***** Material shown *****
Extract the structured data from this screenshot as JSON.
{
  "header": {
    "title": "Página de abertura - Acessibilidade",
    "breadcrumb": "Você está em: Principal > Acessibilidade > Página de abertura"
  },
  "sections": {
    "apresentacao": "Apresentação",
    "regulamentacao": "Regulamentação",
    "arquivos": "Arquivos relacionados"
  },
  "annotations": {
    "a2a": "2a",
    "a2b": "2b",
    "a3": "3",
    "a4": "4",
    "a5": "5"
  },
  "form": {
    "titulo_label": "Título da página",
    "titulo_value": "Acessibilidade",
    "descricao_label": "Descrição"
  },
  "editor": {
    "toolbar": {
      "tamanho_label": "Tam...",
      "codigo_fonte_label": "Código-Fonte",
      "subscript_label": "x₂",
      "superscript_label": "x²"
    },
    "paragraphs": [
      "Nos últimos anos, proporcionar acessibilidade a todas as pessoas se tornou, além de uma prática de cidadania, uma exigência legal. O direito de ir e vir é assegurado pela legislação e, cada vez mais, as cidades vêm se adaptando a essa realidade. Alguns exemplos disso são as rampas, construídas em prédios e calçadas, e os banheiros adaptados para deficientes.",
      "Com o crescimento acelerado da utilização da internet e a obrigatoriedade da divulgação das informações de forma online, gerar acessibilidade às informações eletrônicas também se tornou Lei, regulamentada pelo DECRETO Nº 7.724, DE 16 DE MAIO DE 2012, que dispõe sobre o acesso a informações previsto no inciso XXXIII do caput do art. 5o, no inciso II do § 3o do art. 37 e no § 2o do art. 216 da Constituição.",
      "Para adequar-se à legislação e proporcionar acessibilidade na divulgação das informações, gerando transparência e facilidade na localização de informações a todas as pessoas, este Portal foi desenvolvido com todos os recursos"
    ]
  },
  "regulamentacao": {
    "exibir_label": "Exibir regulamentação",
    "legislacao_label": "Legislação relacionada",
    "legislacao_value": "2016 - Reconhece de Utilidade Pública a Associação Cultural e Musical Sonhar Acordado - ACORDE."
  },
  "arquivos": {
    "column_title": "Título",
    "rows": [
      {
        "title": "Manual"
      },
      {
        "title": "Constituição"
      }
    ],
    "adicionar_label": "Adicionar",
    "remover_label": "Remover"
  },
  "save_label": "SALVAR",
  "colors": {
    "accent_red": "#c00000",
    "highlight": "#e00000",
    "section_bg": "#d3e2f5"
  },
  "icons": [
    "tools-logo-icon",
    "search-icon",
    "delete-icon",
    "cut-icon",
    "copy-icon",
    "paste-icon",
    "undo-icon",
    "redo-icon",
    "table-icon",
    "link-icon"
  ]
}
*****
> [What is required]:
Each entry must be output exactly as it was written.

> [Exercise output]:
Extract the structured data from this screenshot as JSON.
{
  "header": {
    "title": "Página de abertura - Acessibilidade",
    "breadcrumb": "Você está em: Principal > Acessibilidade > Página de abertura"
  },
  "sections": {
    "apresentacao": "Apresentação",
    "regulamentacao": "Regulamentação",
    "arquivos": "Arquivos relacionados"
  },
  "annotations": {
    "a2a": "2a",
    "a2b": "2b",
    "a3": "3",
    "a4": "4",
    "a5": "5"
  },
  "form": {
    "titulo_label": "Título da página",
    "titulo_value": "Acessibilidade",
    "descricao_label": "Descrição"
  },
  "editor": {
    "toolbar": {
      "tamanho_label": "Tam...",
      "codigo_fonte_label": "Código-Fonte",
      "subscript_label": "x₂",
      "superscript_label": "x²"
    },
    "paragraphs": [
      "Nos últimos anos, proporcionar acessibilidade a todas as pessoas se tornou, além de uma prática de cidadania, uma exigência legal. O direito de ir e vir é assegurado pela legislação e, cada vez mais, as cidades vêm se adaptando a essa realidade. Alguns exemplos disso são as rampas, construídas em prédios e calçadas, e os banheiros adaptados para deficientes.",
      "Com o crescimento acelerado da utilização da internet e a obrigatoriedade da divulgação das informações de forma online, gerar acessibilidade às informações eletrônicas também se tornou Lei, regulamentada pelo DECRETO Nº 7.724, DE 16 DE MAIO DE 2012, que dispõe sobre o acesso a informações previsto no inciso XXXIII do caput do art. 5o, no inciso II do § 3o do art. 37 e no § 2o do art. 216 da Constituição.",
      "Para adequar-se à legislação e proporcionar acessibilidade na divulgação das informações, gerando transparência e facilidade na localização de informações a todas as pessoas, este Portal foi desenvolvido com todos os recursos"
    ]
  },
  "regulamentacao": {
    "exibir_label": "Exibir regulamentação",
    "legislacao_label": "Legislação relacionada",
    "legislacao_value": "2016 - Reconhece de Utilidade Pública a Associação Cultural e Musical Sonhar Acordado - ACORDE."
  },
  "arquivos": {
    "column_title": "Título",
    "rows": [
      {
        "title": "Manual"
      },
      {
        "title": "Constituição"
      }
    ],
    "adicionar_label": "Adicionar",
    "remover_label": "Remover"
  },
  "save_label": "SALVAR",
  "colors": {
    "accent_red": "#c00000",
    "highlight": "#e00000",
    "section_bg": "#d3e2f5"
  },
  "icons": [
    "tools-logo-icon",
    "search-icon",
    "delete-icon",
    "cut-icon",
    "copy-icon",
    "paste-icon",
    "undo-icon",
    "redo-icon",
    "table-icon",
    "link-icon"
  ]
}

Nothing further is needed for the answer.